so i think -- i take a much different view than she does but many people agree with her. host: just a month or so before franklin roosevelt spoke at his inaugural. [video clip] >> hi, franklin delano roosevelt, solemnly swear that i will faithfully execute the office of the united states, and to the best of my ability preserve, protect, and defend the constitution of the united states. >> so help you god. >> so help me god. >> the president delivers a brief inaugural address. today areicans of period ofrough a
extreme test. it is a test of our courage, our , of ourour wisdom essential democracy. it if we meet that test successfully and honorably, we shall perform a service of historic performance. of historic importance which men, women, and children will honor throughout all time. as i stand here today, having taken the solemn oath of office come in the presence of my fellow countrymen, in the thatnce of our god, i know it is america's purpose that we shall not fail. seale, what are we seeing? t was dying, basically, and he didn't go to the capitol.
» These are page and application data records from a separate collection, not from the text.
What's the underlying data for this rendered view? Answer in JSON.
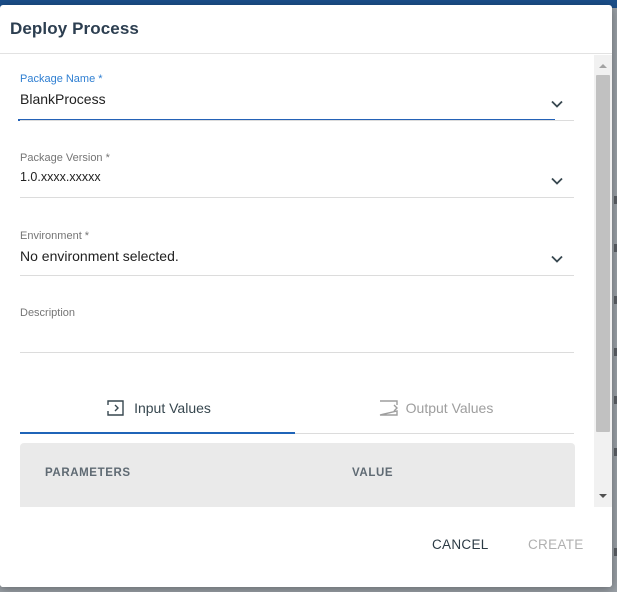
{
  "dialog": {
    "title": "Deploy Process"
  },
  "fields": {
    "package_name": {
      "label": "Package Name *",
      "value": "BlankProcess"
    },
    "package_version": {
      "label": "Package Version *",
      "value": "1.0.xxxx.xxxxx"
    },
    "environment": {
      "label": "Environment *",
      "value": "No environment selected."
    },
    "description": {
      "label": "Description",
      "value": ""
    }
  },
  "tabs": [
    {
      "label": "Input Values",
      "active": true
    },
    {
      "label": "Output Values",
      "active": false
    }
  ],
  "table": {
    "columns": [
      "PARAMETERS",
      "VALUE"
    ]
  },
  "footer": {
    "cancel_label": "CANCEL",
    "create_label": "CREATE"
  },
  "colors": {
    "accent": "#2462b7",
    "label_active": "#2f7fd2",
    "disabled": "#b0b0b0"
  },
  "icons": {
    "dropdown": "chevron-down-icon",
    "input_tab": "input-arrow-icon",
    "output_tab": "output-arrow-icon"
  }
}
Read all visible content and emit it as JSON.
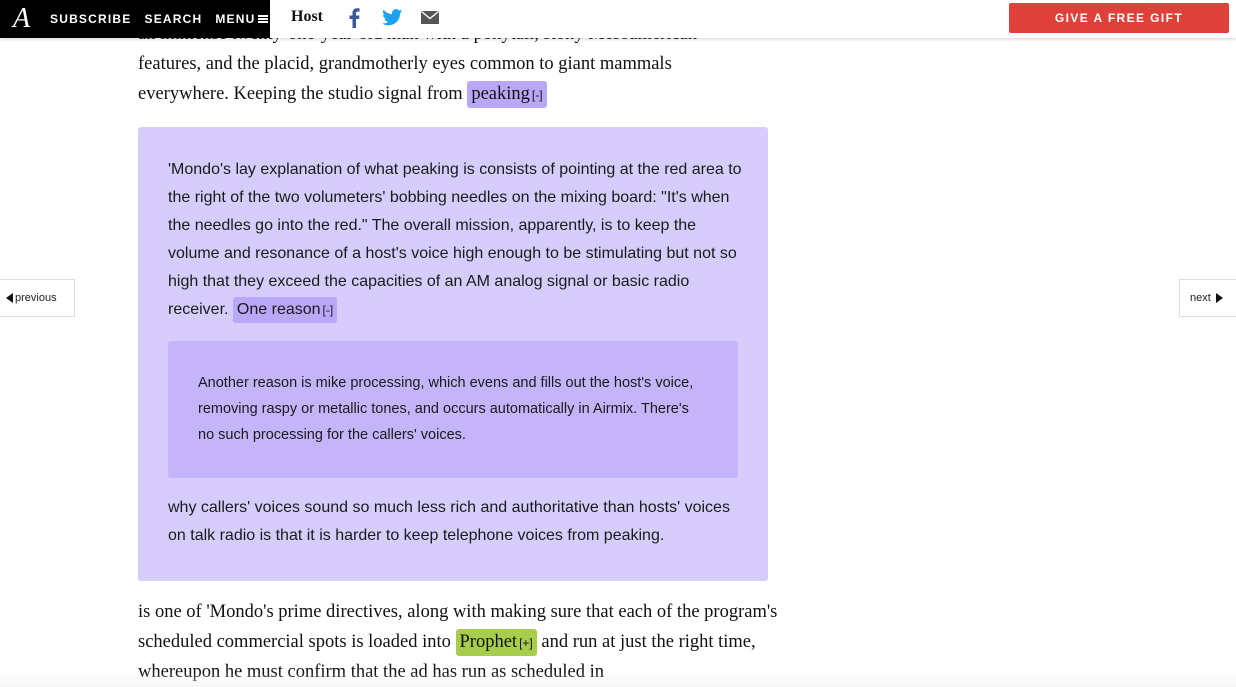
{
  "topbar": {
    "logo": "A",
    "nav": {
      "subscribe": "SUBSCRIBE",
      "search": "SEARCH",
      "menu": "MENU"
    },
    "title": "Host",
    "gift_button": "GIVE A FREE GIFT",
    "icons": [
      "facebook-icon",
      "twitter-icon",
      "email-icon"
    ],
    "colors": {
      "facebook": "#3b5998",
      "twitter": "#1da1f2",
      "email": "#555555",
      "gift": "#e0403a"
    }
  },
  "article": {
    "para_top": {
      "line0": "an immense twenty-one-year-old man with a ponytail, stony Mesoamerican",
      "line1": "features, and the placid, grandmotherly eyes common to giant mammals",
      "line2_text": "everywhere. Keeping the studio signal from ",
      "toggle_label": "peaking",
      "toggle_sign": "[-]"
    },
    "note1": {
      "text_a": "'Mondo's lay explanation of what peaking is consists of pointing at the red area to the right of the two volumeters' bobbing needles on the mixing board: \"It's when the needles go into the red.\" The overall mission, apparently, is to keep the volume and resonance of a host's voice high enough to be stimulating but not so high that they exceed the capacities of an AM analog signal or basic radio receiver. ",
      "toggle_label": "One reason",
      "toggle_sign": "[-]",
      "text_b": "why callers' voices sound so much less rich and authoritative than hosts' voices on talk radio is that it is harder to keep telephone voices from peaking."
    },
    "note2": {
      "text": "Another reason is mike processing, which evens and fills out the host's voice, removing raspy or metallic tones, and occurs automatically in Airmix. There's no such processing for the callers' voices."
    },
    "para_bottom": {
      "text_a": "is one of 'Mondo's prime directives, along with making sure that each of the program's scheduled commercial spots is loaded into ",
      "toggle_label": "Prophet",
      "toggle_sign": "[+]",
      "text_b": " and run at just the right time, whereupon he must confirm that the ad has run as scheduled in"
    },
    "colors": {
      "note1_bg": "#d7cdfc",
      "note2_bg": "#c6b4fb",
      "toggle_purple": "#b9a8f7",
      "toggle_green": "#a8cc4b"
    }
  },
  "side_nav": {
    "previous": "previous",
    "next": "next"
  }
}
they had the first inaugural not at the white house. there was one swearing on the south porch and he was dead in, what, three months in april. that was in january. the swearing official public swearing in at the white house. >> guest: the only time. always at the capitol. >> host: when did they move it from march to january? >> guest: that was -- the roosevelt-hoover transition was a long one, not a very happy one, and hoover was frustrated because he cooperate get roosevelt to accept some of his ideas. roosevelt wanted to blame everything on hoover and start anew. so nothing was happening. roosevelt thought it was an experience no president-elect should go through again and moved it up to january 20th, to shorten the time of the transition. >> host: you write about roslyn carter thinking that january was too long to remain in the white house. >> guest: yeah.